We've all had to belch, before. Did you know that bottles can get a bit gassy, too?

Did you know that the majority of burps are simply caused by swallowed air? It's true! Burping is a natural human phenomenon, but it's also possible for a bottle to burp. Say what?! Believe it… bottles can belch just like a human. All it takes is a bit of science know-how, especially when it comes to the properties of air and water.

Experiment Materials

  • Glass bottle
  • Dime
  • Glass of water
  • Straw
  • Freezer

Experiment

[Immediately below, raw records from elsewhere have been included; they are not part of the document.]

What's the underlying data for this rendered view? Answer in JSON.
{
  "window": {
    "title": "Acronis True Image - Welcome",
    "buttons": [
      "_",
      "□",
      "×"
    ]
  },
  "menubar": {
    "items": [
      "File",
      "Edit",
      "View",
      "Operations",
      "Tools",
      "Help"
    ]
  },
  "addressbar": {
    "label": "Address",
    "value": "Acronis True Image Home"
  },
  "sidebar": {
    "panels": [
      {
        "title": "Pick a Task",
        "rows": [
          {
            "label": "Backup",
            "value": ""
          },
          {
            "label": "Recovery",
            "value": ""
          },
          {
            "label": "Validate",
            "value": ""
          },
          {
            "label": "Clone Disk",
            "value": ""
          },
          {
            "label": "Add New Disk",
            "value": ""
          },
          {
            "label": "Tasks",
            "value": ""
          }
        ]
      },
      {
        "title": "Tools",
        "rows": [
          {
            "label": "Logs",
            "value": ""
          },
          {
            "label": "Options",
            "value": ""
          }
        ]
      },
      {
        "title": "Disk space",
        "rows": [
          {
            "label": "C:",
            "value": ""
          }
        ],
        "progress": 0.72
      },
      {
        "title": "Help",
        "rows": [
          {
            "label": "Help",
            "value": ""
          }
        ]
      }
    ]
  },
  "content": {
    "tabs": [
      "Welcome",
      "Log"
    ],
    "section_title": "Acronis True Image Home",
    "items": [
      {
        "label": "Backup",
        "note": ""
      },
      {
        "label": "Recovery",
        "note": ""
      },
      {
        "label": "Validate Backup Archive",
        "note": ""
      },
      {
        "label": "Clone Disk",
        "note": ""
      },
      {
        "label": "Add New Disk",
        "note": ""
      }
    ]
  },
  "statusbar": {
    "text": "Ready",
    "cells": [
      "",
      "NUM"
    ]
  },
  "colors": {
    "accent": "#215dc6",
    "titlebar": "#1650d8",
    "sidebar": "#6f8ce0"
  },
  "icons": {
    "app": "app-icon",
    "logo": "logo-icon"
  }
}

  1. Place a dime over the mouth of a glass bottle.
  2. Put the bottle (with the dime covering the mouth) inside a freezer. You'll need several hours, because the colder the bottle is, the better burps it will have!
  3. Remove the bottle from the freezer.
  4. Dip one end of a straw into a glass of water. Once part of the straw is submerged in the water, cover the other end with your thumb.
  5. Withdraw the straw from the water, and you'll have water trapped inside the straw.
  6. Position the water-filled straw over the dime atop the bottle.
  7. Remove your thumb from the end of the straw, allowing the water to pour onto the dime.
  8. Sit back and observe! The dime is lifted off of the mouth of the bottle by a burp from inside the bottle. Awesome!

How Does It Work?

How in the world can a bottle burp like that? The secret lies in the properties of two things: water and air.

When you place the dime over the mouth of the bottle, you create a seal (albeit an imperfect one). That means that the air in the bottle is going to stay in the bottle, for the most part, and the opposite goes for the air outside of the bottle. Once you put the bottle in the freezer, the air particles inside of the bottle begin to slow down and become more dense. This means that there is low air pressure inside the bottle. Once you remove the bottle, you expose the air inside to a much warmer climate. The increase in temperature allows the air inside the bottle to quickly expand, raising the pressure inside.

Dropping water on top of the dime creates a slightly better seal than the dime does on its own. This seal is created by hydrogen bonds between molecules of water. These hydrogen bonds create cohesion and adhesion. Cohesion is the act of the water molecules clinging to each other, while adhesion is the act of the water molecules clinging to the mouth of the bottle.

With a slightly better seal, created by the water, you can see the expanding air within the bottle trying to escape through the mouth of the bottle. This increased air pressure pushes against the watery seal and lifts the dime up off of the mouth of the bottle… BURP! The hydrogen bonds break, and the dime goes back onto the mouth of the bottle.